- Harrison: AJ McCarron's Time  
- Zemek: These Two Teams Will Do It Right 
- Johnson: This Should Be Memorable

Richard Cirminiello

Speed kills. A physical, blue-collar offensive line can be pretty lethal as well.

A nasty front wall doesn't get much attention. It never will. It's just the nature of the game. Blockers are designed to be anonymous cogs in an offensive machine, the behind-the-scenes BASF of an attack that makes everyone around them better. LSU has been a prime example throughout the 2011 season.

There's no Honey Badger in the trenches in Baton Rouge. Heck, most fans couldn't name a single LSU offensive lineman, yet their importance to this magical 2011 season is indisputable. From left to right, Chris Faulk, Will Blackwell, P.J. Lonergan, Josh Williford and Alex Hurst, with T-Bob Hebert playing a valuable utility role off the bench, have been the quiet heroes of the Tigers' charge toward immortality. Quiet to all but those who've had to lock horns with them on Saturdays … or Monday.

I like LSU in the BCS National Championship Game for myriad reasons, but near the top of the list is the sheer physicality and brute strength of a line that didn't exactly begin the season with a ton of fanfare. The Tigers can simply bully opponents a yard or two off the line of scrimmage, helping make the cadre of running backs appear to be interchangeable parts.

Yup, Spencer Ware, Michael Ford, Alfred Blue and Kenny Hilliard are all gifted young backs with bright futures, but you don't average five yards a carry in the SEC without a ton of help from the 300-pounders at the line of scrimmage.

Assistant Greg Studrawa's well-coached blockers don't discriminate; like a honey badger, they operate with a don't-give-a-damn attitude, blocking with equal ferocity, regardless of whose number has been called. Now, five yards a pop won't happen versus a ‘Bama D yielding half that number this season. However, LSU won't give up any ground against the Tide's front three of ends Jesse Williams and Damion Square, and NG Josh Chapman. In fact, the Tigers will have a slight edge at the point of attack, which will help keep drives from stalling, and Jordan Jefferson out of too many third-and-long situations.

The number of angles worth watching in the LSU-Alabama rematch is almost endless.
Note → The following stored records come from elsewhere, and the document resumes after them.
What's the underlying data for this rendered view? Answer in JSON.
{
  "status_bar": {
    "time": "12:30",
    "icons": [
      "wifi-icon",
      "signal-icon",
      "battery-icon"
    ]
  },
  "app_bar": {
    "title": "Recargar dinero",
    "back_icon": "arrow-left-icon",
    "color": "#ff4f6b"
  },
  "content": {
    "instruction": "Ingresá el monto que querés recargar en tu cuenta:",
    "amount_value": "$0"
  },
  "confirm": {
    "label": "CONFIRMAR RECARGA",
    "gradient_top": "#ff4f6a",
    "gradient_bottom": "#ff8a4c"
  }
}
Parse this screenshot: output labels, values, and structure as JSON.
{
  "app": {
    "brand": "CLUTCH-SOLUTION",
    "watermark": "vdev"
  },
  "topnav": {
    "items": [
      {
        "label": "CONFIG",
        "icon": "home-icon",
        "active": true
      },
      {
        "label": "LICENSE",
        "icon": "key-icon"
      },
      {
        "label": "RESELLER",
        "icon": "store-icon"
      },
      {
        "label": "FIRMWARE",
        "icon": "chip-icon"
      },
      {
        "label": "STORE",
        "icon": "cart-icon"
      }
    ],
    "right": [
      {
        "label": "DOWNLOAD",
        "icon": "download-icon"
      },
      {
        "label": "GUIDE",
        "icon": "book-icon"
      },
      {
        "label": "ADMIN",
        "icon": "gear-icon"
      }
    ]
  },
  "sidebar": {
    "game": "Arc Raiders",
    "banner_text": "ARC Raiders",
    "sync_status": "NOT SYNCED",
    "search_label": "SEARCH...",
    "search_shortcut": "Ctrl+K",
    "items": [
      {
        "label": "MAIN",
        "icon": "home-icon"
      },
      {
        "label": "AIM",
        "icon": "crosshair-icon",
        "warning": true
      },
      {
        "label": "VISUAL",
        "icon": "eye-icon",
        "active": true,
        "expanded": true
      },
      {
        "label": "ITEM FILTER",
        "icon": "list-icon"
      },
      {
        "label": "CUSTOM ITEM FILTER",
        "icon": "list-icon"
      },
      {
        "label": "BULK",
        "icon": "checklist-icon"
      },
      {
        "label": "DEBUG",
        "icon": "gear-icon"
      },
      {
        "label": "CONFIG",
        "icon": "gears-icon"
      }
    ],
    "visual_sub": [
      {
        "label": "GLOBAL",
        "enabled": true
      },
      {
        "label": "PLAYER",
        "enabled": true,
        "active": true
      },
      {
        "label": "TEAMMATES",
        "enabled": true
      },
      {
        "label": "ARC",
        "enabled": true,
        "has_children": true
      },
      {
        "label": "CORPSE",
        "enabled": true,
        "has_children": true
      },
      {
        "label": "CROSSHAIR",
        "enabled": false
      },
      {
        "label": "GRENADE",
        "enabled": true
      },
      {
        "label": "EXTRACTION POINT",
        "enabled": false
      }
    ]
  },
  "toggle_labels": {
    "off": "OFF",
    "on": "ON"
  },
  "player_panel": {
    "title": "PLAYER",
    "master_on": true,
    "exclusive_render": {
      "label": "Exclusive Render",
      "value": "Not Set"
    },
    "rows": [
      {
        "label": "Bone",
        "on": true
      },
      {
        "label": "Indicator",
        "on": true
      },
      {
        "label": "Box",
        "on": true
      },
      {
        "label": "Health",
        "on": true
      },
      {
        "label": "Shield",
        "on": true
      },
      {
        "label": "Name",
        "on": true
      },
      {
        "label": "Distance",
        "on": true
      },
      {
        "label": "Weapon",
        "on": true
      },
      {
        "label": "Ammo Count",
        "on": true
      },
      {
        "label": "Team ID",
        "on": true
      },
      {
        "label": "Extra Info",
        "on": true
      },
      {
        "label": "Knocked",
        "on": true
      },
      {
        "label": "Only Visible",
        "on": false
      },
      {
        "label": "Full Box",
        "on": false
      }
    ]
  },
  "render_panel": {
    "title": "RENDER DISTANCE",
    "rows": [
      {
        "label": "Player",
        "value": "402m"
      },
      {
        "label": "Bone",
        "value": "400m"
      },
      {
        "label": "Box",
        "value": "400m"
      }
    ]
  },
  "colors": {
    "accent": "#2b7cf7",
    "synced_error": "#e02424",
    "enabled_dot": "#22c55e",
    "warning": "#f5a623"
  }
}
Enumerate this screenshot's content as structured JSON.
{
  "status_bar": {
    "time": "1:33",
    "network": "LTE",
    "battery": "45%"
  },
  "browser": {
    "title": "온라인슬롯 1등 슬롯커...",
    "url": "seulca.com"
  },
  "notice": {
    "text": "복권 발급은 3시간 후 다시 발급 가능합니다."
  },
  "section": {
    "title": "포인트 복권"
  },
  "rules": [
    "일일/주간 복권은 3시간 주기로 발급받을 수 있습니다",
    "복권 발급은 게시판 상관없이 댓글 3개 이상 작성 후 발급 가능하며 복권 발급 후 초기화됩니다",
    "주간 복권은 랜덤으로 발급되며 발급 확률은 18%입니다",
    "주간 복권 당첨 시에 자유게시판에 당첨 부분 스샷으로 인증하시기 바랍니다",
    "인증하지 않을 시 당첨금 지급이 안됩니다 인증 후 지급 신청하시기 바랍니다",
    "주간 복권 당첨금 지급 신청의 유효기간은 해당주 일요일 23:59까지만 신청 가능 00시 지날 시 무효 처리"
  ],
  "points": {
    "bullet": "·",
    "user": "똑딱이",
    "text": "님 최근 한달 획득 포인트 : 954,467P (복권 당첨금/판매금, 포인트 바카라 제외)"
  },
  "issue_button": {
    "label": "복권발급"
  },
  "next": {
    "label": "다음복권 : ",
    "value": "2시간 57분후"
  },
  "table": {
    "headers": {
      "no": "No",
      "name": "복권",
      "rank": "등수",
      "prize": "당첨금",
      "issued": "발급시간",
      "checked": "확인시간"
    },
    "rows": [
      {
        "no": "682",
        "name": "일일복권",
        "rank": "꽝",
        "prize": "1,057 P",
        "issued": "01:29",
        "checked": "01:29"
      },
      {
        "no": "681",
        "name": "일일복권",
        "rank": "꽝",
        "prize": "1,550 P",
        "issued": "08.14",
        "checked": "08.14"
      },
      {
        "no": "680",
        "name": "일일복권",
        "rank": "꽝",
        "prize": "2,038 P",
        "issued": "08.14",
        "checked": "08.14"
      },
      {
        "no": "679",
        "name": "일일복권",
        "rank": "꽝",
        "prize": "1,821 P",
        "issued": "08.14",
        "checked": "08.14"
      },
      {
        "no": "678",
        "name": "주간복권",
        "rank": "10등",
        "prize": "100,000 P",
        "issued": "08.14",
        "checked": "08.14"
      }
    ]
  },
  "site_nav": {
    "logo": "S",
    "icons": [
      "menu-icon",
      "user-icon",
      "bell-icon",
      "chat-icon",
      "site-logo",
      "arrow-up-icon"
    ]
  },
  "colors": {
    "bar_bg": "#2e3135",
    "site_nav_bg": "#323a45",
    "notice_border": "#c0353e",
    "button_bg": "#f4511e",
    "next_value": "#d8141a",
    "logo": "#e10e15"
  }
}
Likely to get a little lost in the shuffle will be that Tigers offensive line, arguably the biggest reason why the offense has done an about-face after struggling so frequently a year ago. If this unit can continue to be a thankless hero, LSU's third national title since 2003 becomes as sudden as a pancake block.